Written by John Fernandez, Ph.D., Senior Consultant
Previously published by PSI Talent Management or Cubiks, prior to becoming Talogy.
I wrote in my last blog about the importance of using competency models in talent management. The next part is actually implementing a competency model. This step can be a daunting endeavor, but if done well, brings tremendous benefits to an organization. As the backbone to a number of talent management programs such as selection and performance management systems, competency models can help gain organization-wide alignment on what defines success for individuals, teams, departments, and the company as a whole.
Effective competency models not only require a lot of work to execute, but also input and buy-in from several key stakeholder groups. While there is no single strategy or approach to developing a competency model than can guarantee its success, there are some general tips or guidelines that if followed, maximize the chances that a competency model implementation will go well. These tips are summarized and discussed in detail below:
- Use a top-down approach
- Get input from job content experts
- Don’t create too many, or too few competencies
- Align the competency model to company culture and strategic objectives
- Specify job levels containing their own behavioral definitions
Using a top-down approach
This simply means that buy-in from top leadership should be present from the beginning, and that sponsorship for the initiative starts at the top of the house and is cascaded down the organization. If this is not present, project managers will be swimming upstream as they try to gain acceptance for the new competency model. Also, any future initiative that tries to incorporate the competency model (such as a training or development program) is more likely to be met with resistance if sponsorship from the company’s top leaders is not present.
Getting input from job content experts
Getting the proper input provides content validation and also buy-in from employees in the jobs actually being linked to the competencies. In other words, while leadership support is important, the company’s top leaders can’t just develop the competency model in a vacuum. Engaging representatives from all levels in the organization will not only ensure that the competency model is accurate, but will also enable the competency model to gain traction as it is rolled out throughout the company.
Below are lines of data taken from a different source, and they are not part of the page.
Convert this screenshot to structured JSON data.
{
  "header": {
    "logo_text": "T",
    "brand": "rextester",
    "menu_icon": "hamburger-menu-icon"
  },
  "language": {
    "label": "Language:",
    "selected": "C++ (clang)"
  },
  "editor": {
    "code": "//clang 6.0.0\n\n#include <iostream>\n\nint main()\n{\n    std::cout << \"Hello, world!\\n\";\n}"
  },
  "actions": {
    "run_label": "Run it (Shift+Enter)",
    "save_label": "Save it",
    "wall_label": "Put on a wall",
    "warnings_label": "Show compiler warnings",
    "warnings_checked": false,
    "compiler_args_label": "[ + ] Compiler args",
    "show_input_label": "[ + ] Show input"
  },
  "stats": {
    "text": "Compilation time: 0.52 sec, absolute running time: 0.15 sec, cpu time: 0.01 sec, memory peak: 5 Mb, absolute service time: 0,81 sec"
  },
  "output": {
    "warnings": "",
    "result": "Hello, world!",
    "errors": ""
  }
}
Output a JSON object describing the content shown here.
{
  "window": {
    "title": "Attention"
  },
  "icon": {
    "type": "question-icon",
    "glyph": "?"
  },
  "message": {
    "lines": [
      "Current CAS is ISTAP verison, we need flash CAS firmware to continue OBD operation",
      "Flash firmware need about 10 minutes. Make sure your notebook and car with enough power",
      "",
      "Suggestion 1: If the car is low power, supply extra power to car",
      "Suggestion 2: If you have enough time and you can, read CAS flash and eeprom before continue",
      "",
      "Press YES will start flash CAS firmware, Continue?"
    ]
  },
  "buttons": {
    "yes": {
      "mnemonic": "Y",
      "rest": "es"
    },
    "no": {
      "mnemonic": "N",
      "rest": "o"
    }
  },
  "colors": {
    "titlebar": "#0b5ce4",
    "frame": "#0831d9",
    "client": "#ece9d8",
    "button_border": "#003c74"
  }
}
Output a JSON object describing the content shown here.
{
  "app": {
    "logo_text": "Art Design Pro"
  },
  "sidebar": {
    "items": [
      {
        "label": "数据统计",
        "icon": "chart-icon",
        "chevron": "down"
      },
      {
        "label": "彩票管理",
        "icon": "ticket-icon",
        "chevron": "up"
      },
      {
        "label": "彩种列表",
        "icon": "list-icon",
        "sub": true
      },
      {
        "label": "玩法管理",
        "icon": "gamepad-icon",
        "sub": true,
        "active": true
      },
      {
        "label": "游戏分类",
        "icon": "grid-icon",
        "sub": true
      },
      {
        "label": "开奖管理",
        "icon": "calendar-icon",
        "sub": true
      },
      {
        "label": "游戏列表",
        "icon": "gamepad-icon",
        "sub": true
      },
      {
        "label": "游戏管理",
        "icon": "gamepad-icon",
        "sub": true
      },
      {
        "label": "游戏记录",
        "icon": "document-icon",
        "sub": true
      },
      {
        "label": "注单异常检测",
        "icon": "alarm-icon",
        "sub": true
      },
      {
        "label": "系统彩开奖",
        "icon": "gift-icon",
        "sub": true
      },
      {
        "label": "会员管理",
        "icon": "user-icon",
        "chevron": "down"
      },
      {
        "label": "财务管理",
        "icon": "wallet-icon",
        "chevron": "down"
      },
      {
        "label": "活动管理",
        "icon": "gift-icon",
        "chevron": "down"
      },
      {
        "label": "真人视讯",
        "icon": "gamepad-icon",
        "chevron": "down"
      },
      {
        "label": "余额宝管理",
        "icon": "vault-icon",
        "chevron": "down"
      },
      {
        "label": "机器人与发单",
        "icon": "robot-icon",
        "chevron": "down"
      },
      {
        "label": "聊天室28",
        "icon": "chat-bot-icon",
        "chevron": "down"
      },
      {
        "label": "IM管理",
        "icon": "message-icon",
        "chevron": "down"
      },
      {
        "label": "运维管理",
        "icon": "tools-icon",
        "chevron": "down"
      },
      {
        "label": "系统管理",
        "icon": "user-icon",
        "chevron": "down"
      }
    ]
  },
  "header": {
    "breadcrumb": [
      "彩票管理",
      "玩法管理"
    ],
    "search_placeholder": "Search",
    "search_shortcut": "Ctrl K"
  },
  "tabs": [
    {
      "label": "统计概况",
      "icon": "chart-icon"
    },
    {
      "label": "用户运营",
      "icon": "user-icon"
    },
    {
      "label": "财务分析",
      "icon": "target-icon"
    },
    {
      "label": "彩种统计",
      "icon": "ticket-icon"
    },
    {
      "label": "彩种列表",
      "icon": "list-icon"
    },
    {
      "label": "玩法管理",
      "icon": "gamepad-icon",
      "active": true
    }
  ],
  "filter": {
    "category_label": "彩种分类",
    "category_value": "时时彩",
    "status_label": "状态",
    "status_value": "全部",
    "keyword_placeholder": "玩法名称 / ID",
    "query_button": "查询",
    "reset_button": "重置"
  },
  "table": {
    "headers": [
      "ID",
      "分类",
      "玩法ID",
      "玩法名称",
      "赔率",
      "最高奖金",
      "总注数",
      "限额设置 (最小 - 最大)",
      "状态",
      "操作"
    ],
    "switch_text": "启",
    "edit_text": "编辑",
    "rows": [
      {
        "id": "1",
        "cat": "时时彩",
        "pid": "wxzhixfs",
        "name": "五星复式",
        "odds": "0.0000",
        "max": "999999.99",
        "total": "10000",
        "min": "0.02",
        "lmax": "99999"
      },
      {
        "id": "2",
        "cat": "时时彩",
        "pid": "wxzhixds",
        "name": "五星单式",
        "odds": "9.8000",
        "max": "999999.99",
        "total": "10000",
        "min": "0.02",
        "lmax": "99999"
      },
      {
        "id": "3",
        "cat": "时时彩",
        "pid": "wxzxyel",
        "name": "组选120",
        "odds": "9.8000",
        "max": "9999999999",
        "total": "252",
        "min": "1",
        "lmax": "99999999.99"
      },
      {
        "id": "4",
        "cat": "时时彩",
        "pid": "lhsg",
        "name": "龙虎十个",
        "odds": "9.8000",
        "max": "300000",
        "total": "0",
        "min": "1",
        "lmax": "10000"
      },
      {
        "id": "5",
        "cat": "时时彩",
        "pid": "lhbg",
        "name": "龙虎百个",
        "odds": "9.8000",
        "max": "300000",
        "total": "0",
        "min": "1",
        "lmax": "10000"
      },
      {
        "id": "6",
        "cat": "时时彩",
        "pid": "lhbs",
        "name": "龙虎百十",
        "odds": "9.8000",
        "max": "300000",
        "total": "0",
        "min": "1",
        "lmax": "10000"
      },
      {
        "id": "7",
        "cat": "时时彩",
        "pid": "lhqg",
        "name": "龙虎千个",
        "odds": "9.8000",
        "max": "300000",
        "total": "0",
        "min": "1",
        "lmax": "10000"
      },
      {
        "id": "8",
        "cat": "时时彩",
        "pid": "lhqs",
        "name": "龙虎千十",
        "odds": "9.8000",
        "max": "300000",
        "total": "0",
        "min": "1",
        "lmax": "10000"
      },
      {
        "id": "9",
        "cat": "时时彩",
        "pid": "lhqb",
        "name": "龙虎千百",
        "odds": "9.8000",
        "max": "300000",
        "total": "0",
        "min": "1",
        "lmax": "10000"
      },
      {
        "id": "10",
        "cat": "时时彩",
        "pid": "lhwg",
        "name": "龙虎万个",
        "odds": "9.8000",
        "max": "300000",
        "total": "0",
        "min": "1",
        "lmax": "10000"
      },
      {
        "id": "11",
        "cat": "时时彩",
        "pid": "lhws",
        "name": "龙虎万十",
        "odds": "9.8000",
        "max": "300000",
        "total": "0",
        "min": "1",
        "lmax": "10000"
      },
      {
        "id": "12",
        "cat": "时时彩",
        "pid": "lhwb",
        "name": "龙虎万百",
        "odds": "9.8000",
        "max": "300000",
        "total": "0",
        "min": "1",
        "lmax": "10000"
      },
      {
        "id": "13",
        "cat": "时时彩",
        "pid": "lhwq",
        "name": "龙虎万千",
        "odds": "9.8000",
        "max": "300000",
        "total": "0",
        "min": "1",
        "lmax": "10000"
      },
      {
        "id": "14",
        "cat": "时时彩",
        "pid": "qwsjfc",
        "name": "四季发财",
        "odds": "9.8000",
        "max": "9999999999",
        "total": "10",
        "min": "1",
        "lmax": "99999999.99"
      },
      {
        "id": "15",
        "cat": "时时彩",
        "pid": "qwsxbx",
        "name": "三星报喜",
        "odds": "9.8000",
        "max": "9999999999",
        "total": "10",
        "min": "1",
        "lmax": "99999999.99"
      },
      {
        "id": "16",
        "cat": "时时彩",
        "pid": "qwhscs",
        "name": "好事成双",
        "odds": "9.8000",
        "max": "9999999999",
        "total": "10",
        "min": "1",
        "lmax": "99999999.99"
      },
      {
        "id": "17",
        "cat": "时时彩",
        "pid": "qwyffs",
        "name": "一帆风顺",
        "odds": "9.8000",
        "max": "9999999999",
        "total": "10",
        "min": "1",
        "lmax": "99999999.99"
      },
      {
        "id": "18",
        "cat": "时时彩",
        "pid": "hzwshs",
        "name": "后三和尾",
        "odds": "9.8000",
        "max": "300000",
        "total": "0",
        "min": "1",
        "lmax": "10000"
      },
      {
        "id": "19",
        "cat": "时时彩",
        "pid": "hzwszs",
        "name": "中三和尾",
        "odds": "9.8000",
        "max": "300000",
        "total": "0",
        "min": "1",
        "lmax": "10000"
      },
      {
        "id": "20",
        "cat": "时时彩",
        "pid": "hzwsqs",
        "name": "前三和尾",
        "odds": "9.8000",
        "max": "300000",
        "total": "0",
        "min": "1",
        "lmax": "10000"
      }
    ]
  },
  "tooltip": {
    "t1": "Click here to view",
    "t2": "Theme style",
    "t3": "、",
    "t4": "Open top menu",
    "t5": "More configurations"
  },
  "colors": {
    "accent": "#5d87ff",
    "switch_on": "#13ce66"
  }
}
Using too many, or too few competencies
The issue of how many competencies to include in a competency model has been the subject of some debate. While there is no magic number, there is a range – usually around 6 to 10 – that tends to work effectively in most organizations. The reason for avoiding upwards of 12 or so competencies is that it poses a greater challenge for making the competency model resonate with employees. When there is too much content in the model, people will not remember it as easily, and it also makes branding and marketing the competency model more difficult.
On the other hand, when there are too few competencies – say 4 or fewer – it becomes a challenge to make the competency model as detailed or comprehensive as it needs to be to cover all jobs in the company. Also, the competencies will almost certainly sound excessively broad and generic – even vague – when 4 or fewer competencies are used to cover all the criteria for success across the company.
Aligning the competency model to company culture and strategic objectives
This part gives the competency model a purpose and direction specific to each particular organization. If leadership does not link the competency model to its culture or strategy, the competencies lose their value, and employees will be more likely to see them as just another set of capabilities or behaviors being pushed on them with no real meaning behind them.
Specifying job levels with their own behavioral definitions
The final tip enables the same competencies to be relevant from entry level roles all the way to senior executives. Communication, for example, is a competency that is important to most roles in any organization. However, the way an entry level maintenance technician communicates with team members on the shop floor is very different than how the plant manager must communicate with his or her department heads. As a result, the competency of Communication can have one broad definition that applies to all employees, but also contain more specific behavioral examples aligned to each job level. This way, all employees can reference the behavioral examples for their job level to understand how they are expected to demonstrate good Communication in their jobs.
Competency models require a considerable time and resource commitment to implement effectively, but they provide big dividends to companies wanting to improve their talent management programs. While the guidelines listed above are not an exhaustive list of things to consider, they should provide some high level best practices for leaders thinking about developing an effective competency model in their organization.